It’s a challenge for many veterans to find a job and build a career after returning home from military service. That’s especially true in this economy, and it’s particularly hard to find a job that not only relates closely to military service, but draws directly on military training and discipline. The Veterans Fire Corps addresses all of that: taking advantage of military training — and especially a warrior’s readiness to adapt to and overcome rapidly changing conditions — in order to confront a continuing growing danger of national significance.
On Aug. 20, the United States hit the highest level on the national wildfire preparedness scale, which charts wildfire activity. A total of 18,000 firefighters were simultaneously tackling 48 major blazes in nine Western states, according to the National Interagency Fire Center.
U.S. Interior Secretary Sally Jewell recently said that wildfires have become so numerous this season that firefighters are stretched thin.

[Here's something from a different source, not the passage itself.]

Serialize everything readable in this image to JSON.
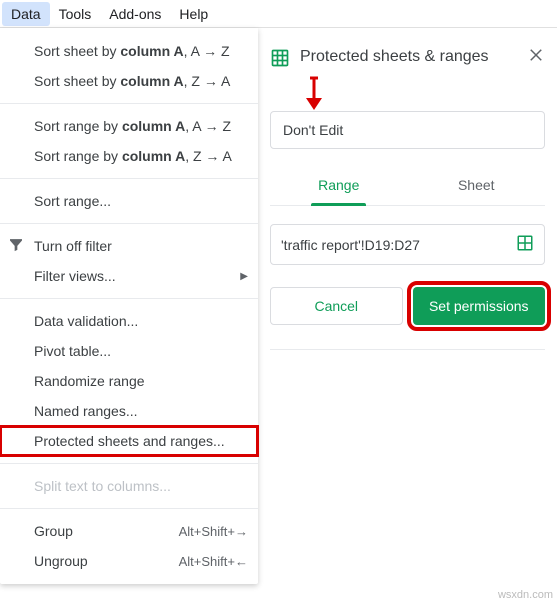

The primary challenges for the Veterans Fire Corps are to increase its size as well as focus the fight the men and women in my unit still have in them as we move off in a new direction — while still protecting the land of the free and home of the brave. For now, the Corps operates only from May through December, when the threat of wildfires is greatest. Yet we have a great opportunity to grow because so many veterans are returning home and need this transition from military leadership to conservation leaders.
One thing is crystal clear as we watch the increasing damage of wildfires: Fire mitigation is highly essential all year long. It’s a mistake to simply react to fires. We must also take action to reduce the potential for their destructive power.
The benefits of the Veterans Fire Corps, in that regard, are clear. That it provides fire mitigation, enhances conservation and trains more firefighters who already have a solid background while also providing job opportunities for veterans is a significant achievement.
In addition, the Corps helps veterans transition back into civilian life. That can be a tough road, as I know firsthand. But it’s been easier for me now that I’m again part of a team. We have a uniform again and a real sense of importance that we felt in the military. Having that fellowship, trusting someone with your life, is important to a lot of returning veterans.
As an SCA Veterans Fire Corps leader, my mission to veterans is to provide them with hands-on experience, inspire them to live a life of stewardship and train them to be future conservation leaders.
The Veteran Fire Corps is a life-changing experience and a win-win for all — except the wildfires.
Michael A. Madalena served as a rifleman in the U.S. Marine Corps. He is a crew leader with the Student Conservation Association’s Veterans Fire Corps. He lives in Flagstaff, Ariz.